Search the listing for the word "this" and return each line that contains it.

- Opening Delimiter -

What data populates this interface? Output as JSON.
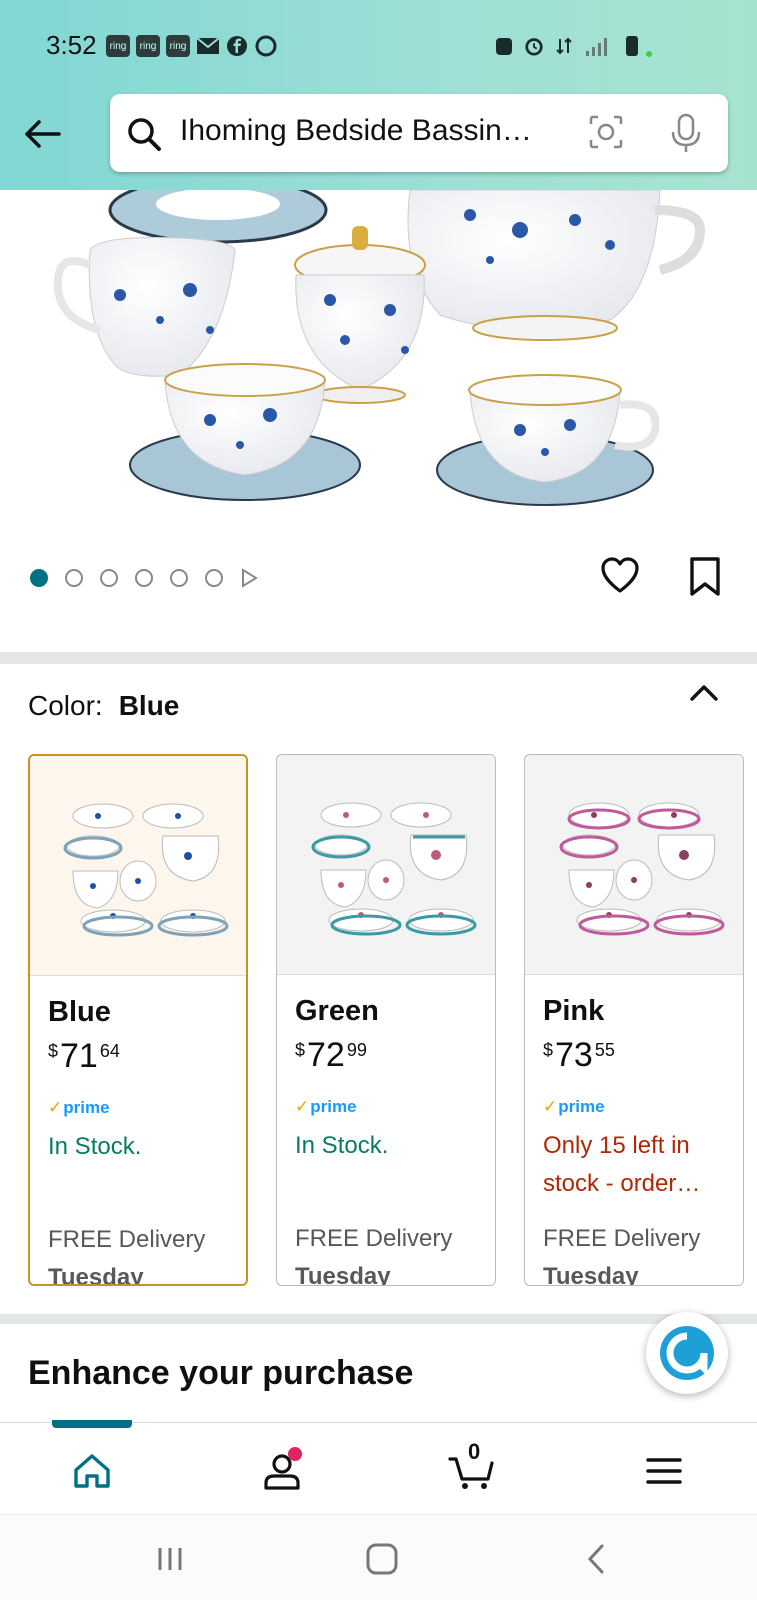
{
  "status_bar": {
    "time": "3:52",
    "left_icons": [
      "ring",
      "ring",
      "ring"
    ],
    "right_icons": [
      "recycle-icon",
      "alarm-icon",
      "data-icon",
      "signal-icon",
      "battery-icon"
    ]
  },
  "search": {
    "query": "Ihoming Bedside Bassin…"
  },
  "product_gallery": {
    "image_description_name": "product-image-tea-set",
    "total_images": 6,
    "active_index": 0
  },
  "color_selector": {
    "label": "Color:",
    "selected": "Blue"
  },
  "swatches": [
    {
      "name": "Blue",
      "currency": "$",
      "price_whole": "71",
      "price_cents": "64",
      "prime": "prime",
      "stock": "In Stock.",
      "delivery": "FREE Delivery",
      "day": "Tuesday",
      "accent": "#1f4fa3"
    },
    {
      "name": "Green",
      "currency": "$",
      "price_whole": "72",
      "price_cents": "99",
      "prime": "prime",
      "stock": "In Stock.",
      "delivery": "FREE Delivery",
      "day": "Tuesday",
      "accent": "#3a9aa6"
    },
    {
      "name": "Pink",
      "currency": "$",
      "price_whole": "73",
      "price_cents": "55",
      "prime": "prime",
      "stock": "Only 15 left in stock - order…",
      "delivery": "FREE Delivery",
      "day": "Tuesday",
      "accent": "#c05a9a"
    }
  ],
  "section": {
    "enhance_title": "Enhance your purchase"
  },
  "bottom_nav": {
    "cart_count": "0",
    "items": [
      "home-icon",
      "account-icon",
      "cart-icon",
      "menu-icon"
    ]
  },
  "colors": {
    "header": "#8fdcd4",
    "teal": "#007185",
    "prime_blue": "#1a98ff",
    "in_stock": "#067d62",
    "low_stock": "#b12704",
    "selected_border": "#c7922a"
  }
}
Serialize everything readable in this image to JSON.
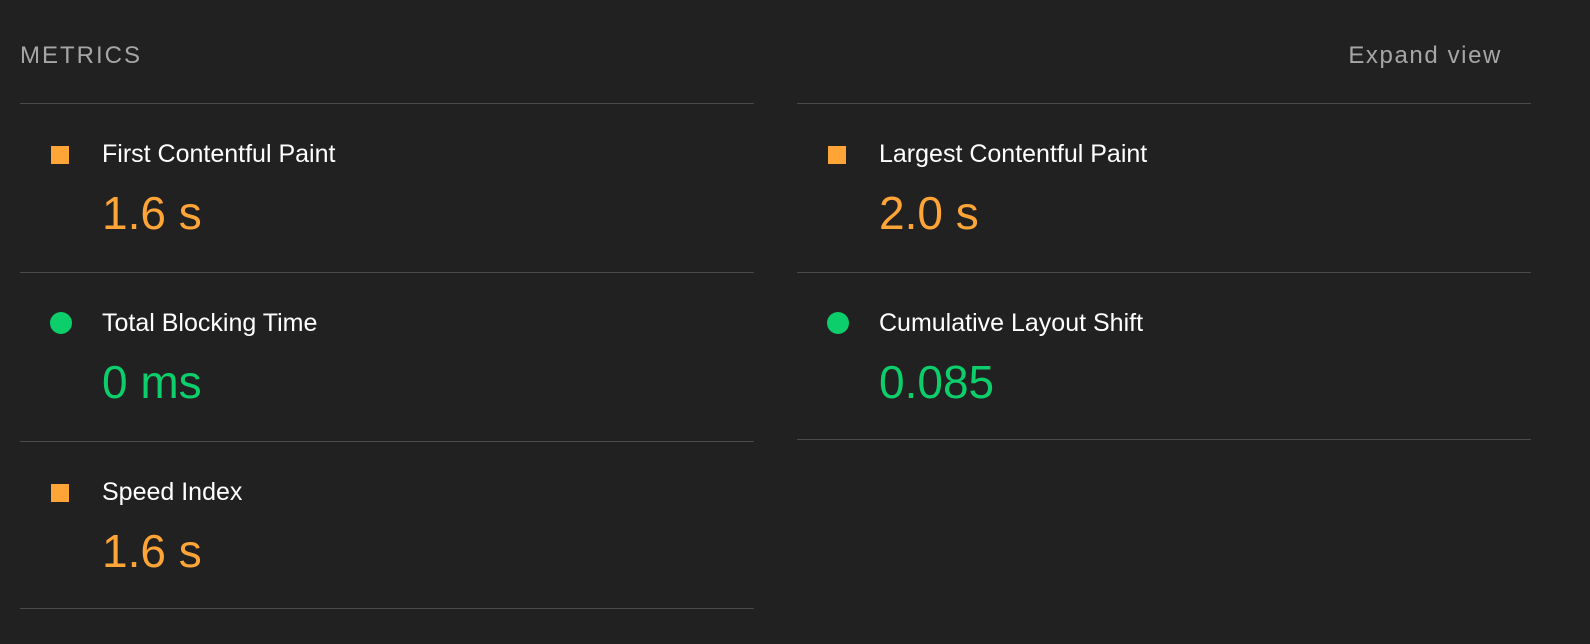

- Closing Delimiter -

# Written solution:
What data populates this interface? Output as JSON.
Serialize everything readable in this image to JSON.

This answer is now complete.